Despite research on the health and safety of mobile and migrant populations in the formal and informal sectors globally, limited information is available regarding the working conditions, health, and safety of sex workers who engage in short-term mobility and migration. The objective of this study was to longitudinally examine work environment, health, and safety experiences linked to short-term mobility/migration (i.e., worked or lived in another city, province, or country) among sex workers in Vancouver, Canada, over a 2.5-year study period (2010–2012). We examined longitudinal correlates of short-term mobility/migration (i.e., worked or lived in another city, province, or country over the 3-year follow-up period) among 646 street and off-street sex workers in a longitudinal community-based study (AESHA). Of 646 sex workers, 10.84 % (n = 70) worked or lived in another city, province, or country during the study. In a multivariate generalized estimating equations (GEE) model, short-term mobility/migration was independently correlated with older age (adjusted odds ratio (AOR) 0.95, 95 % confidence interval (CI) 0.92–0.98), soliciting clients in indoor (in-call) establishments (AOR 2.25, 95 % CI 1.27–3.96), intimate partner condom refusal (AOR 3.00, 1.02–8.84), and barriers to health care (AOR 1.77, 95 % CI 1.08–2.89). In a second multivariate GEE model, short-term mobility for sex work (i.e., worked in another city, province, or country) was correlated with client physical/sexual violence (AOR 1.92, 95 % CI 1.02–3.61). In this study, mobile/migrant sex workers were more likely to be younger, work in indoor sex work establishments, and earn higher income, suggesting that short-term mobility for sex work and migration increase social and economic opportunities. However, mobility and migration also correlated with reduced control over sexual negotiation with intimate partners and reduced health care access, and mobility for sex work was associated with enhanced workplace sexual/physical violence, suggesting that mobility/migration may confer risks through less control over work environment and isolation from health services. Structural and community-led interventions, including policy support to allow for more formal organizing of sex work collectives and access to workplace safety standards, remain critical to supporting health, safety, and access to care for mobile and migrant sex workers.

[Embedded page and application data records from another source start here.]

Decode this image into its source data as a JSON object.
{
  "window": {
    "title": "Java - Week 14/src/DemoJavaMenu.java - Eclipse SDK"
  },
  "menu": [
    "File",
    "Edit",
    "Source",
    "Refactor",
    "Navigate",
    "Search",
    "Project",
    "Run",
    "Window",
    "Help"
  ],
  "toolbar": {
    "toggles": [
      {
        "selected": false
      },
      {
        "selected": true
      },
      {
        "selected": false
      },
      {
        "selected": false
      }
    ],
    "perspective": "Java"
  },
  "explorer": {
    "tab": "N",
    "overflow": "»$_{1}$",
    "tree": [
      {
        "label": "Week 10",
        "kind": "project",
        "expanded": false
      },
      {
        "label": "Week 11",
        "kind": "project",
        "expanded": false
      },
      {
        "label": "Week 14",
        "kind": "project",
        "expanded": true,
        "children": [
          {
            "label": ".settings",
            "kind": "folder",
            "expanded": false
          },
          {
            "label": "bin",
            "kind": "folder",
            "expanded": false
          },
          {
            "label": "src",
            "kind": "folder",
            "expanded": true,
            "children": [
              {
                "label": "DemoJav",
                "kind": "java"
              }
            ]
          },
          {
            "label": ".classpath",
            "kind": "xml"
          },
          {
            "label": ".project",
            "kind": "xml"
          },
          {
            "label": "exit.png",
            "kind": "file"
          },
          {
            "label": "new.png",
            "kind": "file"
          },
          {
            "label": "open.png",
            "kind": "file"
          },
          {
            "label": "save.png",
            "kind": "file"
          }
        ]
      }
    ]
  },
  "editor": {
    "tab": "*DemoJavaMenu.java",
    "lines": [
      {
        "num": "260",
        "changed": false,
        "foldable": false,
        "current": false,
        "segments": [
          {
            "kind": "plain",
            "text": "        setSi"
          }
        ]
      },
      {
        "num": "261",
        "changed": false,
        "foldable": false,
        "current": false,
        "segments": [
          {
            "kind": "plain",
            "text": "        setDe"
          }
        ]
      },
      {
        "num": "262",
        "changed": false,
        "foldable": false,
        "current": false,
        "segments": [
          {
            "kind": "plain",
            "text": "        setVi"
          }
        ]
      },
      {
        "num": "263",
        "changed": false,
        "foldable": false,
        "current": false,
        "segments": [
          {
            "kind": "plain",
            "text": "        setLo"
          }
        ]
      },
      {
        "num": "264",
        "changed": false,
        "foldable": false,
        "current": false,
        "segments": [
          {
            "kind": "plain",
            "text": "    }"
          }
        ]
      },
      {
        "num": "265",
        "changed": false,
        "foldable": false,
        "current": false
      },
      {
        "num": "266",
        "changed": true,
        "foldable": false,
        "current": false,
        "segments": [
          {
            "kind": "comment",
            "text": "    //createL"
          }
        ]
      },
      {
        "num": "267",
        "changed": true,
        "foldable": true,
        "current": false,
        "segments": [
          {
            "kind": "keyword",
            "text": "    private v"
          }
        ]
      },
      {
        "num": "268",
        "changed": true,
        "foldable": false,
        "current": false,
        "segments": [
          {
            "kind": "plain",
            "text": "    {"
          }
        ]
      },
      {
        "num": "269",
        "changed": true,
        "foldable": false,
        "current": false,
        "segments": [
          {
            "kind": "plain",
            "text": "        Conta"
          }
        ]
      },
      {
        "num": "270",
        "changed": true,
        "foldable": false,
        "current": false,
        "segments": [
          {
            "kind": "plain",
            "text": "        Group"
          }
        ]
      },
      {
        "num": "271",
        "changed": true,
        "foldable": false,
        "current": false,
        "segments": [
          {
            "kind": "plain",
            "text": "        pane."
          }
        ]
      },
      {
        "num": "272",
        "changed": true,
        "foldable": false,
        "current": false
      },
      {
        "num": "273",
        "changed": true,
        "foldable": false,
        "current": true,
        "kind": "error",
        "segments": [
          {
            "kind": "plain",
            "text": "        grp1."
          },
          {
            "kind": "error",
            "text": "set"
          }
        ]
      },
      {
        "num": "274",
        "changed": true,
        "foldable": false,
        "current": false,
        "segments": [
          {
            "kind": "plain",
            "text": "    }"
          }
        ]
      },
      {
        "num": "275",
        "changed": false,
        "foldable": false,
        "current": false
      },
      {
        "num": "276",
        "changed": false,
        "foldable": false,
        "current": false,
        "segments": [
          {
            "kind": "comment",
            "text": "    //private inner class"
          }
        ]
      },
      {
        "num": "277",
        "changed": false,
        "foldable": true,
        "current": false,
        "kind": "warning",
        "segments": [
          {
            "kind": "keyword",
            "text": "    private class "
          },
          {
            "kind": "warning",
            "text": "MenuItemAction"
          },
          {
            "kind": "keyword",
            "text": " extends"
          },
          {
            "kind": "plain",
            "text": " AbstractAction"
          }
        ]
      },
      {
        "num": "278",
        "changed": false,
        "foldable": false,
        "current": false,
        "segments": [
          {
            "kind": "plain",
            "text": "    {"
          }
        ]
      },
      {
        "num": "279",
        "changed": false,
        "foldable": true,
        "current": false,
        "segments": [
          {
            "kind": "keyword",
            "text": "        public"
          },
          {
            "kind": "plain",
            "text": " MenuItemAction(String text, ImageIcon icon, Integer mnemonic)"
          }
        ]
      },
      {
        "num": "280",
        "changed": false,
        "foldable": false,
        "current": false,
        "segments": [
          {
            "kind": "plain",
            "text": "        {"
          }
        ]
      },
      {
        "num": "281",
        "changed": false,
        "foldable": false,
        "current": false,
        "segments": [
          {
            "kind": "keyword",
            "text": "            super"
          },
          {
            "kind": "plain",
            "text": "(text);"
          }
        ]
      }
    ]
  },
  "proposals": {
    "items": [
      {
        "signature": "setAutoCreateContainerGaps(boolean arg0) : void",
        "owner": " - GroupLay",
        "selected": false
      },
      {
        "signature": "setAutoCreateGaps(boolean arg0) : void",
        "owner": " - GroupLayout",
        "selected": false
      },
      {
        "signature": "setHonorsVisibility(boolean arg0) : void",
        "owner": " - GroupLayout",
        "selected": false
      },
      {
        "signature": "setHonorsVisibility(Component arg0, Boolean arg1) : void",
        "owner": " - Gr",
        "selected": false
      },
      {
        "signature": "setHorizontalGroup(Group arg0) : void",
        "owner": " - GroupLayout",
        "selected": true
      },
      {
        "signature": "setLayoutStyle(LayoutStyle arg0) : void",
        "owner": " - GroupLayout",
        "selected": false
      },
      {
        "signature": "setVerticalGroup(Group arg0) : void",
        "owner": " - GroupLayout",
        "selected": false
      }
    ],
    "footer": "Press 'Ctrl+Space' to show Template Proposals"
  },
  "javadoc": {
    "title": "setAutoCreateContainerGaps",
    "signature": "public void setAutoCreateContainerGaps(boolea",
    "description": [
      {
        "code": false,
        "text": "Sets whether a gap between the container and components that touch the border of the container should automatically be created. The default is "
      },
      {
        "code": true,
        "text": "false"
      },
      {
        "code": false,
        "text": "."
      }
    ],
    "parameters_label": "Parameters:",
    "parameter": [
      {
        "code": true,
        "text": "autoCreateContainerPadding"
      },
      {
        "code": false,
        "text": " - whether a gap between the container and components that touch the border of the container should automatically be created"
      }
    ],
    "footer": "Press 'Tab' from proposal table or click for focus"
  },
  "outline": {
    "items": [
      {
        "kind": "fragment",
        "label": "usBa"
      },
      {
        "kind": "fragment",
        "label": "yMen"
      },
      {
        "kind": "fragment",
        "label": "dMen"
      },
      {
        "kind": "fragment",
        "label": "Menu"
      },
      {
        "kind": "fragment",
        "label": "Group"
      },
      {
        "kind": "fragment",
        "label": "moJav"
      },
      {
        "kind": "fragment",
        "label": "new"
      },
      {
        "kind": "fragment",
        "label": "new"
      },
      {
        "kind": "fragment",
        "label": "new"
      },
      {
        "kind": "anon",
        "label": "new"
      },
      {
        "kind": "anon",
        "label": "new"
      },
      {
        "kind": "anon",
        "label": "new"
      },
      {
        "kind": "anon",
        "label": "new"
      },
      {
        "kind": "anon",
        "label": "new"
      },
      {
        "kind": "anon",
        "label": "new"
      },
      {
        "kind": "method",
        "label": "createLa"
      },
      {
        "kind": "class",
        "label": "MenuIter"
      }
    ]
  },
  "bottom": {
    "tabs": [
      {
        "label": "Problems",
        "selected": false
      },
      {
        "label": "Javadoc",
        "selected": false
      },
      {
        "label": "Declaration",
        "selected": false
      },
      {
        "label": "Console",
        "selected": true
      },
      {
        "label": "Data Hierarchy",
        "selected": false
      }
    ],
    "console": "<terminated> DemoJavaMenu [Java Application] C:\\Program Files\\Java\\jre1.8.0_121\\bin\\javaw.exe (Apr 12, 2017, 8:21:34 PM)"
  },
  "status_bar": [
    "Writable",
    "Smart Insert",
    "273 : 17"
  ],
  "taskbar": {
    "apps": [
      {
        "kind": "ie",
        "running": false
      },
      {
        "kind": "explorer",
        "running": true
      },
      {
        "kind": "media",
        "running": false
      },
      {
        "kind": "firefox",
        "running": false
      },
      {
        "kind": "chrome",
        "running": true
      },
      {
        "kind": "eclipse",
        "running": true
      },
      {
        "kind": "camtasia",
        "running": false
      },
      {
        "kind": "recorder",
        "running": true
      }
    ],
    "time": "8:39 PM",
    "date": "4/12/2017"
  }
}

This article examines the paradoxes of neoliberalism through two migrant sex workers’ negotiation of the transnational disciplinary regimes of morality, national security, and humanitarianism. We take as our point of departure their active resistance to the label of “victims of sex trafficking.” From a close analysis of their migration journey and their experiences in the United States, we come to understand these women as defiant neoliberal subjects. We argue that global anti-trafficking initiatives as they have taken shape in the twenty-first century are part of neoliberal governance. The women’s sexual labor subjects them to the scrutiny and penalty of the state. Yet they see themselves as self-sufficient, self-responsible, and self-enterprising individuals. We locate these tensions within three paradoxes of neoliberalism: the apparent amorality of neoliberalism and its facilitation of a conservative moral agenda; the depoliticization of social risks and the hyperpoliticization of national security; and the continuous creation and ravaging of vulnerable populations coupled with the celebration of humanitarian/philanthropic responses from governmental and NGO sectors. Juxtaposing these women’s self-making projects with the transnational state apparatus to combat “sex trafficking,” we gain insights into how individual pursuits and state practices intersect at this neoliberal moment—despite their different purposes.

Full article available here.